After its release into a preliminary orbit after launching July 2 aboard a Delta 2 rocket, OCO 2 raised its altitude to join a network of NASA and international Earth observation satellites flying in formation around the planet once every 98 minutes.

The "A-train" satellite constellation allows scientists to compare observations from multiple satellites each designed to measure different parts of the Earth's atmosphere, climate, oceans and land.

OCO 2 is positioned at the "head" of the A-train as its spectral instrument measures the glint of sunlight reflected off the column of carbon dioxide in the atmosphere.

The spacecraft arrived in its final operational position Aug. 3, according to NASA.

Japan's GCOM W1 water cycle research observatory and NASA's Aqua, CALIPSO, CloudSat and Aura satellites fly in the A-train behind OCO 2. The satellites fly over roughly the same location on Earth within 16 minutes of each other.

The half-ton satellite will not only track the geographical distribution of carbon dioxide, but its single science sensor will also monitor how concentrations of the greenhouse gas change with the seasons.

OCO 2 launched July 2 on a Delta 2 rocket from Vandenberg Air Force Base in California.
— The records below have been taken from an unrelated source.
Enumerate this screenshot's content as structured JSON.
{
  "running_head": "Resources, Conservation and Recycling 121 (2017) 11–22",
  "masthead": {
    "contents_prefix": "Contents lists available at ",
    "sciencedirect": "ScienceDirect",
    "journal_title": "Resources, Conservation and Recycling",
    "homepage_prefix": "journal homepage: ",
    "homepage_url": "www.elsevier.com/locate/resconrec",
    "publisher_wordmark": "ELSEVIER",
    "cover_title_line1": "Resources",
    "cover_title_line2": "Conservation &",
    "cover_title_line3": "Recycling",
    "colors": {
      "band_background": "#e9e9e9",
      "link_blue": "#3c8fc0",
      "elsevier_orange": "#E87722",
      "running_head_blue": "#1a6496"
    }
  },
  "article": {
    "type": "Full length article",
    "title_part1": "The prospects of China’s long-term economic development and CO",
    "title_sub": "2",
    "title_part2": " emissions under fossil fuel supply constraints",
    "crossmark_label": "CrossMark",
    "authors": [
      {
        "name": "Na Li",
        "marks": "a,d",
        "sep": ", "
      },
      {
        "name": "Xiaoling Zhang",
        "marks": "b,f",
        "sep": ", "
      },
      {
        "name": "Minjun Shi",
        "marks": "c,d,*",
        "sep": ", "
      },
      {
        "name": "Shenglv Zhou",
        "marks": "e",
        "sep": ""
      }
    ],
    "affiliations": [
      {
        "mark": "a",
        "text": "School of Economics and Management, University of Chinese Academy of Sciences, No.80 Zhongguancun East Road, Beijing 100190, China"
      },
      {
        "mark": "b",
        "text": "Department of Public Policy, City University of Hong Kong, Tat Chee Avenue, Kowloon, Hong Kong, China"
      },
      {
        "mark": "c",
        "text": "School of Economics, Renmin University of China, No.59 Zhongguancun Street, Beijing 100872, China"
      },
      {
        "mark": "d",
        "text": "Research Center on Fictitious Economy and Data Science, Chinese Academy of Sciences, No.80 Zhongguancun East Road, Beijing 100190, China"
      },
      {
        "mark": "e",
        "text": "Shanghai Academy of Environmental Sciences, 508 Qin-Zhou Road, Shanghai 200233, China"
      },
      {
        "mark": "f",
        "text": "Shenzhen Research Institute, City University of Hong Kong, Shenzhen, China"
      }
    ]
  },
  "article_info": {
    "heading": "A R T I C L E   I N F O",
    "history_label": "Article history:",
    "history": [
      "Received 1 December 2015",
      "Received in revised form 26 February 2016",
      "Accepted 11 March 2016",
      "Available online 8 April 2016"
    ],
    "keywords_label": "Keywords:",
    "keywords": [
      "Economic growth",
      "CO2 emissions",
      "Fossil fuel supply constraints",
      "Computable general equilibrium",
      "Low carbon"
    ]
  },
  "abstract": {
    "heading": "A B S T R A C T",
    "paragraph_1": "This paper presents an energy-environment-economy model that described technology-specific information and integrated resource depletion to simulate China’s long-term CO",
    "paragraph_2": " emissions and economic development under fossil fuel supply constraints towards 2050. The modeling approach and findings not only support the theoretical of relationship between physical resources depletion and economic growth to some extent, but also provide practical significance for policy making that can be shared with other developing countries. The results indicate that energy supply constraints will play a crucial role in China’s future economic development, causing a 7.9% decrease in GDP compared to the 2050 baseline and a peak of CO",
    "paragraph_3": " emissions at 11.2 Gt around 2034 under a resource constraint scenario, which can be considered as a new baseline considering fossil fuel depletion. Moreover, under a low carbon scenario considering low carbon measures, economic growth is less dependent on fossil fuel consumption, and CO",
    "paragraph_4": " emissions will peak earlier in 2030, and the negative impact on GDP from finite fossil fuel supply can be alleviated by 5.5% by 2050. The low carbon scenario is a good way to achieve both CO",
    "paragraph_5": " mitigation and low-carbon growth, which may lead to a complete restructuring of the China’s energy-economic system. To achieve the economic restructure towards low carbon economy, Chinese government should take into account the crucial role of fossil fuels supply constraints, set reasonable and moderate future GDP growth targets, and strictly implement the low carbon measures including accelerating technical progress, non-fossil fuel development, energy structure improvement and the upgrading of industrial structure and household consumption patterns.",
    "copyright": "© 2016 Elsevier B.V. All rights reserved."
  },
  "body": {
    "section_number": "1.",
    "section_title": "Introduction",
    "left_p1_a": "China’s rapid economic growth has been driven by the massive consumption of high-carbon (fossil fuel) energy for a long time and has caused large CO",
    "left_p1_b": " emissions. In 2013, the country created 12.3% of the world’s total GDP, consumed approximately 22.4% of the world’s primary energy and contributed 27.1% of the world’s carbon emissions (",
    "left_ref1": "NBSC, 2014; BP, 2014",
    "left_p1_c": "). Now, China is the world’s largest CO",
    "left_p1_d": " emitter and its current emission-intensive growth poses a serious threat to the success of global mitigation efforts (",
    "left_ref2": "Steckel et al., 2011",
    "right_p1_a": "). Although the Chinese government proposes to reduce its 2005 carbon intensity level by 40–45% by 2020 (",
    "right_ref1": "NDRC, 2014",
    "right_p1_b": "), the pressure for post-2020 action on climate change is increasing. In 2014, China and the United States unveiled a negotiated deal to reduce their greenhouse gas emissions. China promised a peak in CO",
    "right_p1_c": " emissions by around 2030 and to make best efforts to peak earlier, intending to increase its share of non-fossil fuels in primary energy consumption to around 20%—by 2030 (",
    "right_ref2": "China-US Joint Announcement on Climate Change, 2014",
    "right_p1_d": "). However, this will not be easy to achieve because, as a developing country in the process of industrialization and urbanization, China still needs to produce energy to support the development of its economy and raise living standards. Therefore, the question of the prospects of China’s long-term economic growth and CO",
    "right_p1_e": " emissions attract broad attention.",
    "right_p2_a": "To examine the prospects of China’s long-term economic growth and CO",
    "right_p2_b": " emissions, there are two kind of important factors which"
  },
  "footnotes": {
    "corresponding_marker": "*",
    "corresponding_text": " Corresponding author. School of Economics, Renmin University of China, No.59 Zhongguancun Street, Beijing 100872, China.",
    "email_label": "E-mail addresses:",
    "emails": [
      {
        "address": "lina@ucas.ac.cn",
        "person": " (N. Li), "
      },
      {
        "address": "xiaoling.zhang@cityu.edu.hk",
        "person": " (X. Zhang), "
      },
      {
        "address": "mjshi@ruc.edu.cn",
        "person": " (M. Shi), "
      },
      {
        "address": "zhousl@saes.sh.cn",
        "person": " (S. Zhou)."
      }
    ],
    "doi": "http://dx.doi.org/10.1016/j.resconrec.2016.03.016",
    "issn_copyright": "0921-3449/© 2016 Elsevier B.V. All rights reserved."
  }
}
Credit: NASA/Bill Ingalls
Scientists say carbon dioxide is the leading human-produced greenhouse gas driving climate change, so understanding the carbon cycle is important for quantifying the role of fossil fuels in carbon dioxide production and forecasting how concentrations of the greenhouse gas will change in the future.

Satellite monitoring of carbon dioxide could yield a significant leap in understanding how the carbon cycle is linked to global warming.

With OCO 2 at its intended altitude, ground controllers began cooling down the satellite's spectral instrument to bring it into focus, according to a NASA press release.

The instrument collected its first data Aug. 6.

"The initial data from OCO-2 appear exactly as expected -- the spectral lines are well resolved, sharp and deep," said Randy Pollock, OCO 2 chief architect and calibration lead at NASA's Jet Propulsion Laboratory. "We still have a lot of work to do to go from having a working instrument to having a well-calibrated and scientifically useful instrument, but this was an important milestone on this journey."

Officials say calibration of OCO 2's instrument will continue for several more weeks, followed by testing of the mission's data processing system on the ground.

Spectral data from OCO 2 will be available for dissemination to the global science community before the end of the year, followed by delivery of estimates of carbon dioxide to scientists in early 2015, NASA officials said.

Follow Stephen Clark on Twitter: @StephenClark1.